Source material START

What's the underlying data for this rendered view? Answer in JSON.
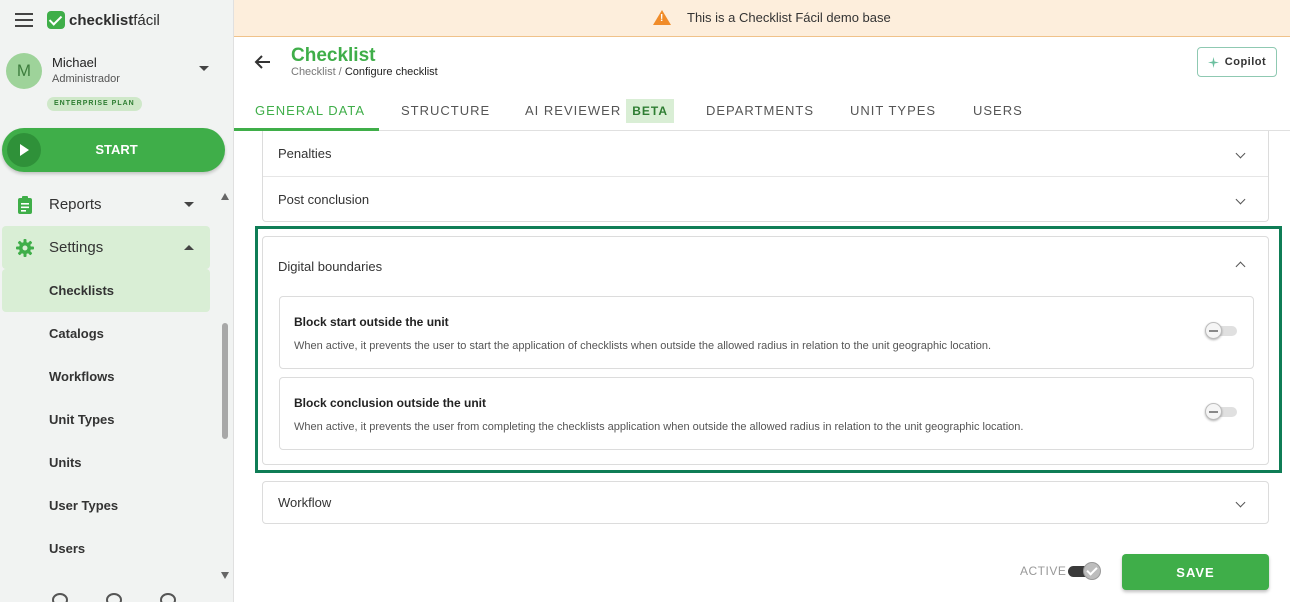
{
  "sidebar": {
    "logo": {
      "bold": "checklist",
      "light": "fácil"
    },
    "user": {
      "initial": "M",
      "name": "Michael",
      "role": "Administrador",
      "plan": "ENTERPRISE PLAN"
    },
    "start_label": "START",
    "nav": {
      "reports": "Reports",
      "settings": "Settings",
      "sub_items": [
        "Checklists",
        "Catalogs",
        "Workflows",
        "Unit Types",
        "Units",
        "User Types",
        "Users"
      ]
    }
  },
  "banner": {
    "text": "This is a Checklist Fácil demo base"
  },
  "header": {
    "title": "Checklist",
    "breadcrumb_parent": "Checklist /",
    "breadcrumb_current": "Configure checklist",
    "copilot_label": "Copilot"
  },
  "tabs": {
    "general_data": "GENERAL DATA",
    "structure": "STRUCTURE",
    "ai_reviewer": "AI REVIEWER",
    "beta": "BETA",
    "departments": "DEPARTMENTS",
    "unit_types": "UNIT TYPES",
    "users": "USERS"
  },
  "panels": {
    "penalties": "Penalties",
    "post_conclusion": "Post conclusion",
    "digital_boundaries": {
      "title": "Digital boundaries",
      "options": [
        {
          "title": "Block start outside the unit",
          "description": "When active, it prevents the user to start the application of checklists when outside the allowed radius in relation to the unit geographic location.",
          "enabled": false
        },
        {
          "title": "Block conclusion outside the unit",
          "description": "When active, it prevents the user from completing the checklists application when outside the allowed radius in relation to the unit geographic location.",
          "enabled": false
        }
      ]
    },
    "workflow": "Workflow"
  },
  "footer": {
    "active_label": "ACTIVE",
    "active_enabled": true,
    "save_label": "SAVE"
  },
  "colors": {
    "brand_green": "#3fae49",
    "highlight_border": "#0f7d56",
    "banner_bg": "#fdeedc",
    "warning": "#f08c2a"
  }
}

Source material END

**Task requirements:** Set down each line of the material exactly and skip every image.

**Written solution:**
What's the underlying data for this rendered view? Answer in JSON.
{
  "sidebar": {
    "logo": {
      "bold": "checklist",
      "light": "fácil"
    },
    "user": {
      "initial": "M",
      "name": "Michael",
      "role": "Administrador",
      "plan": "ENTERPRISE PLAN"
    },
    "start_label": "START",
    "nav": {
      "reports": "Reports",
      "settings": "Settings",
      "sub_items": [
        "Checklists",
        "Catalogs",
        "Workflows",
        "Unit Types",
        "Units",
        "User Types",
        "Users"
      ]
    }
  },
  "banner": {
    "text": "This is a Checklist Fácil demo base"
  },
  "header": {
    "title": "Checklist",
    "breadcrumb_parent": "Checklist /",
    "breadcrumb_current": "Configure checklist",
    "copilot_label": "Copilot"
  },
  "tabs": {
    "general_data": "GENERAL DATA",
    "structure": "STRUCTURE",
    "ai_reviewer": "AI REVIEWER",
    "beta": "BETA",
    "departments": "DEPARTMENTS",
    "unit_types": "UNIT TYPES",
    "users": "USERS"
  },
  "panels": {
    "penalties": "Penalties",
    "post_conclusion": "Post conclusion",
    "digital_boundaries": {
      "title": "Digital boundaries",
      "options": [
        {
          "title": "Block start outside the unit",
          "description": "When active, it prevents the user to start the application of checklists when outside the allowed radius in relation to the unit geographic location.",
          "enabled": false
        },
        {
          "title": "Block conclusion outside the unit",
          "description": "When active, it prevents the user from completing the checklists application when outside the allowed radius in relation to the unit geographic location.",
          "enabled": false
        }
      ]
    },
    "workflow": "Workflow"
  },
  "footer": {
    "active_label": "ACTIVE",
    "active_enabled": true,
    "save_label": "SAVE"
  },
  "colors": {
    "brand_green": "#3fae49",
    "highlight_border": "#0f7d56",
    "banner_bg": "#fdeedc",
    "warning": "#f08c2a"
  }
}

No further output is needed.